University of Groningen | Hanze UAS

House attachment and coping with a damaged dwelling by mid-to-later life and younger homeowners in a rural risk area


Most research on disasters focuses on technical and financial impacts, instead of the social and personal issues of residents, confronted with risks and hazards. Few studies have investigated the attachment and coping strategies of residents confronted with damage to their property in a rural, risk area. This paper examines why and how homeowners in the Dutch Groningen rural earthquake region are attached to and deal with human-induced risks to their dwellings. Earlier research demonstrates that, despite damage and risks, most homeowners still stay in the area. This study therefore focuses on house attachment, and coping strategies of 92 households with (multiple) damaged dwellings. A qualitative content analysis was performed on media-interviews with 61 homeowners aged 50 and older, 31 younger homeowners and additional interviews with two keyjournalists and homeowner. Results show that the staying of homeowners in the risk area can be explained by the physical and social/emotional attachment to the house, even though it is damaged. We identified four dimensions (or a combination) of house attachment related to family history with the property, heritage dwellings, (agricultural) business dwellings, and personally refurbished property whether or not linked to life-stage.
Coping strategies towards damaged dwellings appear to differ; younger homeowners are focused on the future, refurbishing the damaged home themselves, while mid-to-later life homeowners seem to be angry and frustrated towards authorities about what happened to their properties. The variation in house attachment and coping strategies used might clarify the staying of younger and mid-to-later life homeowners in a risky area.
Adnan Mirhanoğlu
KU Leuven

Rural stayers: Rethinking immobility and staying
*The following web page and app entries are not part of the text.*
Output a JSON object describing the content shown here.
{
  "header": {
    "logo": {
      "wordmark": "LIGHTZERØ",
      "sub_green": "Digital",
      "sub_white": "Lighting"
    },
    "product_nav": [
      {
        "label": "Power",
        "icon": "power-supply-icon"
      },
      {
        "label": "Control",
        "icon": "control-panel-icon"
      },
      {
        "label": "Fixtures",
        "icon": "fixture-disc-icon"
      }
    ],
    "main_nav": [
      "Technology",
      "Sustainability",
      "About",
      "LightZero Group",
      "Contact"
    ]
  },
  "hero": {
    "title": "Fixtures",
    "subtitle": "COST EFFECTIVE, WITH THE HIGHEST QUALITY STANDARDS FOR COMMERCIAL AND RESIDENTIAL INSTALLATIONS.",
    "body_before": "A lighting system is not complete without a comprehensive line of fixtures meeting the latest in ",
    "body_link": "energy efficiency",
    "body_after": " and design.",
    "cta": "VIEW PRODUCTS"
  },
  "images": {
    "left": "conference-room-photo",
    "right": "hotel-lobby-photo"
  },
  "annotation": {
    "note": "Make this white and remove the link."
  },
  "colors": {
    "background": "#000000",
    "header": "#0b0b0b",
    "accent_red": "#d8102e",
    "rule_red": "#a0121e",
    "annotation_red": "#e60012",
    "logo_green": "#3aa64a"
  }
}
The decline and marginalization of rural areas are major problems which are persistent in many regions across the globe. Numerous of such areas suffer from sustained poverty, an ageing and shrinking population, environmental degradation and limited capabilities to cope with climate change and socio-economic crises. Through the complex interactions between micro-level decision makers, the environment, social, political and economic trends in society and recent policy interventions, rural areas have undergone restructurings for centuries. These restructurings have led to changes in the rural population. Some (often young people) have left, others are staying behind. But amongst the stayers too, changes are happening, and diversification takes place. In our case study in Aˇglasun (Turkey) we have identified 4 types of staying households based on the assets they hold in relation to farming: (1) Income diversifying farmers, (2) Retired farmers, (3) Income transfer farmers and (4) farmers with active children.

Session host

Tialda Haartsen
Professor Rural Geography
University of Groningen

Annett Steinführer
Thünen Institute of Rural Studies



Contact for questions about abstracts or registration: groningen@congressbydesign.com 

Contact for questions about the content of the programme: ruralgeo2023@rug.nl